Despite the nationwide 21 day lockdown, it is expected that social distancing measures, restrictions on travel and the ban on major public gatherings will continue well beyond these three weeks. In a time of uncertainty, and with the advent of self-isolation, panic buying and remote working, companies throughout the country are having to rethink their approach to normal business operations.
Annual General Meetings (AGMs) are a crucial event in any company’s financial year. It is one of the few opportunities in which shareholders may question the board, hear the views of other shareholders and engage directly with management. In South Africa, AGMs must initially be convened no more than 18 months after a company’s date of incorporation and thereafter, once in every calendar year, provided that they are not held more than 15 months apart.

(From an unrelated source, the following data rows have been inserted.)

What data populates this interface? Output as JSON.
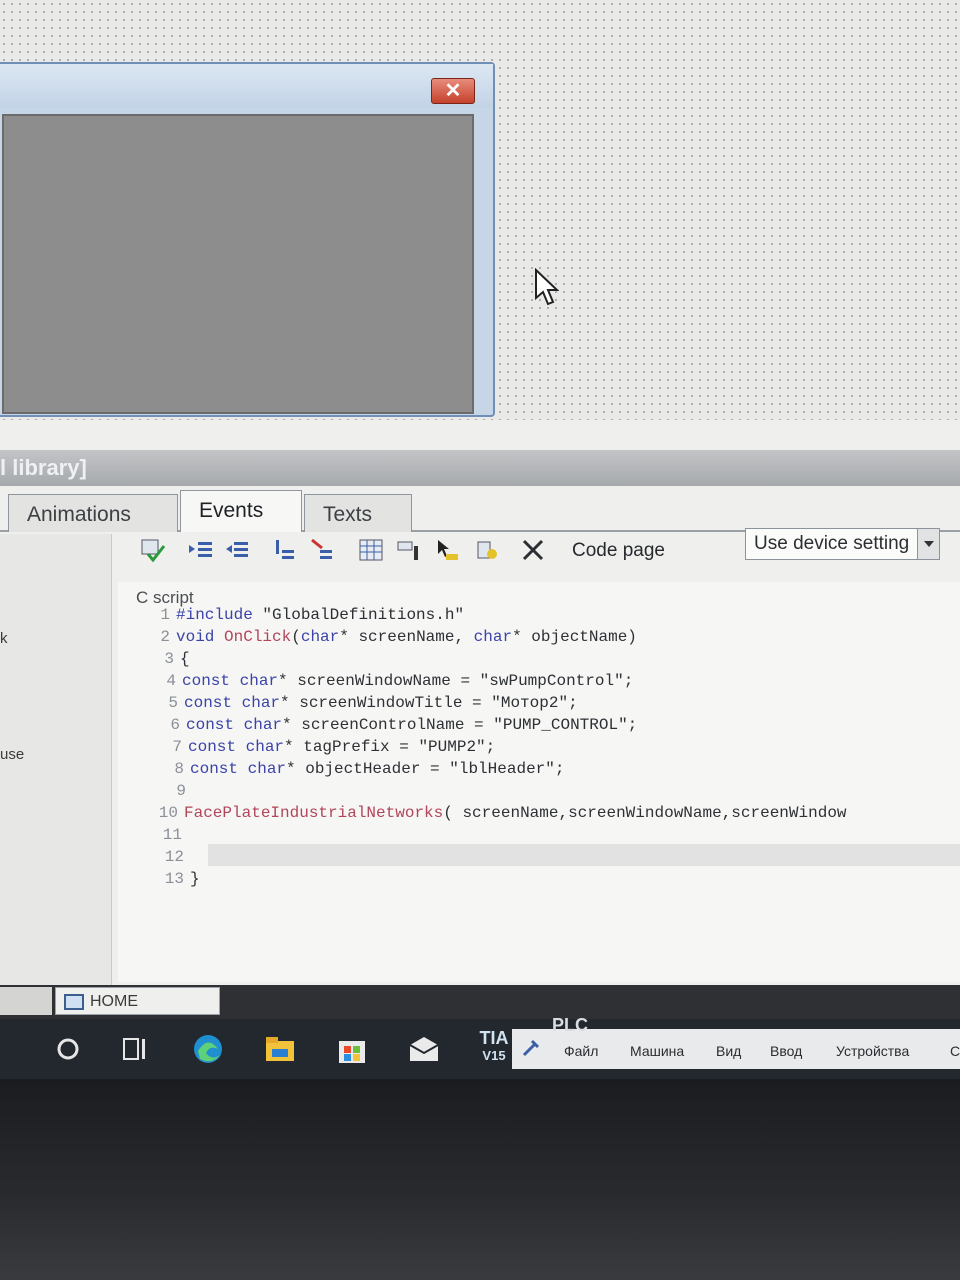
{
  "window": {
    "close_glyph": "✕"
  },
  "panel": {
    "header_text": "l library]",
    "tabs": [
      {
        "label": "Animations"
      },
      {
        "label": "Events"
      },
      {
        "label": "Texts"
      }
    ],
    "left_labels": [
      "k",
      "use"
    ],
    "toolbar": {
      "code_page_label": "Code page",
      "code_page_value": "Use device setting"
    },
    "editor": {
      "label": "C script",
      "lines": [
        {
          "n": "1",
          "parts": [
            [
              "pp",
              "#include "
            ],
            [
              "str",
              "\"GlobalDefinitions.h\""
            ]
          ]
        },
        {
          "n": "2",
          "parts": [
            [
              "kw",
              "void "
            ],
            [
              "fn",
              "OnClick"
            ],
            [
              "",
              "("
            ],
            [
              "kw",
              "char"
            ],
            [
              "",
              "* screenName, "
            ],
            [
              "kw",
              "char"
            ],
            [
              "",
              "* objectName)"
            ]
          ]
        },
        {
          "n": "3",
          "parts": [
            [
              "",
              "{"
            ]
          ]
        },
        {
          "n": "4",
          "parts": [
            [
              "kw",
              "const char"
            ],
            [
              "",
              "* screenWindowName = "
            ],
            [
              "str",
              "\"swPumpControl\""
            ],
            [
              "",
              ";"
            ]
          ]
        },
        {
          "n": "5",
          "parts": [
            [
              "kw",
              "const char"
            ],
            [
              "",
              "* screenWindowTitle = "
            ],
            [
              "str",
              "\"Мотор2\""
            ],
            [
              "",
              ";"
            ]
          ]
        },
        {
          "n": "6",
          "parts": [
            [
              "kw",
              "const char"
            ],
            [
              "",
              "* screenControlName = "
            ],
            [
              "str",
              "\"PUMP_CONTROL\""
            ],
            [
              "",
              ";"
            ]
          ]
        },
        {
          "n": "7",
          "parts": [
            [
              "kw",
              "const char"
            ],
            [
              "",
              "* tagPrefix = "
            ],
            [
              "str",
              "\"PUMP2\""
            ],
            [
              "",
              ";"
            ]
          ]
        },
        {
          "n": "8",
          "parts": [
            [
              "kw",
              "const char"
            ],
            [
              "",
              "* objectHeader = "
            ],
            [
              "str",
              "\"lblHeader\""
            ],
            [
              "",
              ";"
            ]
          ]
        },
        {
          "n": "9",
          "parts": []
        },
        {
          "n": "10",
          "parts": [
            [
              "fn",
              "FacePlateIndustrialNetworks"
            ],
            [
              "",
              "( screenName,screenWindowName,screenWindow"
            ]
          ]
        },
        {
          "n": "11",
          "parts": []
        },
        {
          "n": "12",
          "parts": []
        },
        {
          "n": "13",
          "parts": [
            [
              "",
              "}"
            ]
          ]
        }
      ]
    }
  },
  "status_bar": {
    "home_label": "HOME"
  },
  "taskbar": {
    "tia_label": "TIA",
    "tia_version": "V15",
    "plc_title": "PLC",
    "plc_menu": [
      "Файл",
      "Машина",
      "Вид",
      "Ввод",
      "Устройства",
      "С"
    ]
  },
  "colors": {
    "keyword": "#3b43a8",
    "function": "#b2455a",
    "close_button": "#c4412c",
    "taskbar": "#23272e"
  },
  "icons": [
    "close-icon",
    "mouse-cursor-icon",
    "compile-icon",
    "indent-icon",
    "outdent-icon",
    "comment-icon",
    "uncomment-icon",
    "grid-icon",
    "tag-icon",
    "pointer-icon",
    "bookmark-icon",
    "delete-icon",
    "search-icon",
    "task-view-icon",
    "edge-icon",
    "file-explorer-icon",
    "store-icon",
    "mail-icon"
  ]
}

What do companies do, in the face of COVID-19, if they are due to hold an AGM in the upcoming weeks or even months?
AGMs via electronic communication
The South African Companies Act allows for shareholder meetings, including AGMs, to be held electronically, subject to certain requirements being fulfilled which would ensure reasonable accessibility by participants to the meeting. In other words, an AGM may be held entirely by electronic communication provided it enables concurrent discussion and reasonable participation from all members attending. Before seeking to hold an AGM electronically, a company must ensure that their memorandum of incorporation does not expressly prohibit the holding of shareholders meetings electronically.

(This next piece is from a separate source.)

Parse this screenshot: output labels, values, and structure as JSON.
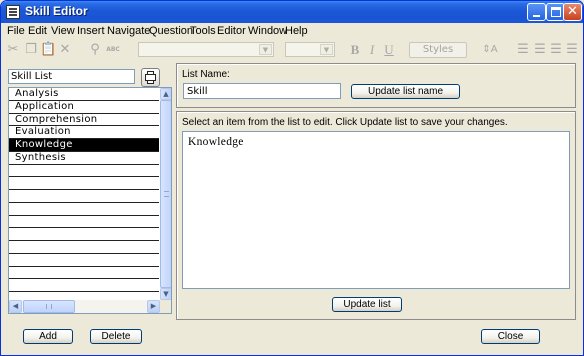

If a company seeks to hold an AGM electronically, it is important that the AGM notice informs shareholders of this intention and provides necessary information in order to enable shareholders, or their proxies, to access the available medium or means of electronic communication (for example, dial in details need to be provided and that shareholders must have access to a computer or smart device in order to join the online meeting). Employing electronic communication, and the access to it, is for the expense of shareholders, except to the extent that a company determines otherwise.
Although fully electronic shareholder meetings are mostly unprecedented in South Africa, a general shareholder meeting of Alexander Forbes was held through an online platform made available to them by the JSE and its development partner, The Meeting Specialist, on 27 March 2020 being the first of its kind in South Africa. This meeting will hopefully pave the way for other companies to hold their shareholder meetings, including AGMs, entirely online while the participants are working remotely. The JSE has announced that this platform is being launched to cater for all meetings, including both virtual AGMs and electronic voting, and can be booked at: email@example.com.
Practical points for companies to consider
Ensure that online platforms can handle increased numbers of participants and remote working facilities are readily accessible. Companies must make sure that their online systems are equipped to host an AGM in an online format. Consideration should be given to audio and visual capability of electronic systems and remote testing of these systems should be undertaken ahead of any meetings.
Keep up to date with advice from governments, regulators and public officials. Companies planning to hold their AGM in the next few months need to keep abreast of advice from the government regarding the lockdown, as well as any other regulations imposed.
Use of poll voting. Any company that does not ordinarily use a poll voting system should consider doing so, if authorised to do so in terms of their memorandum of incorporation. This will ensure that votes of shareholders not present at the AGM are counted on the required resolutions.
Encourage early return of proxies. To ensure most or all shareholders are able to vote on the resolutions at an AGM, even those that are not present, each shareholder should be reminded to send their proxy appointment as soon as possible ahead of the meeting.
Questions from shareholders. Companies should provide means for shareholders to raise questions prior to an AGM, thereby allowing those not in attendance the opportunity to raise issues which can then be dealt with at the AGM. The questions and answers covered in the AGM should, following the meeting, be published on the company website.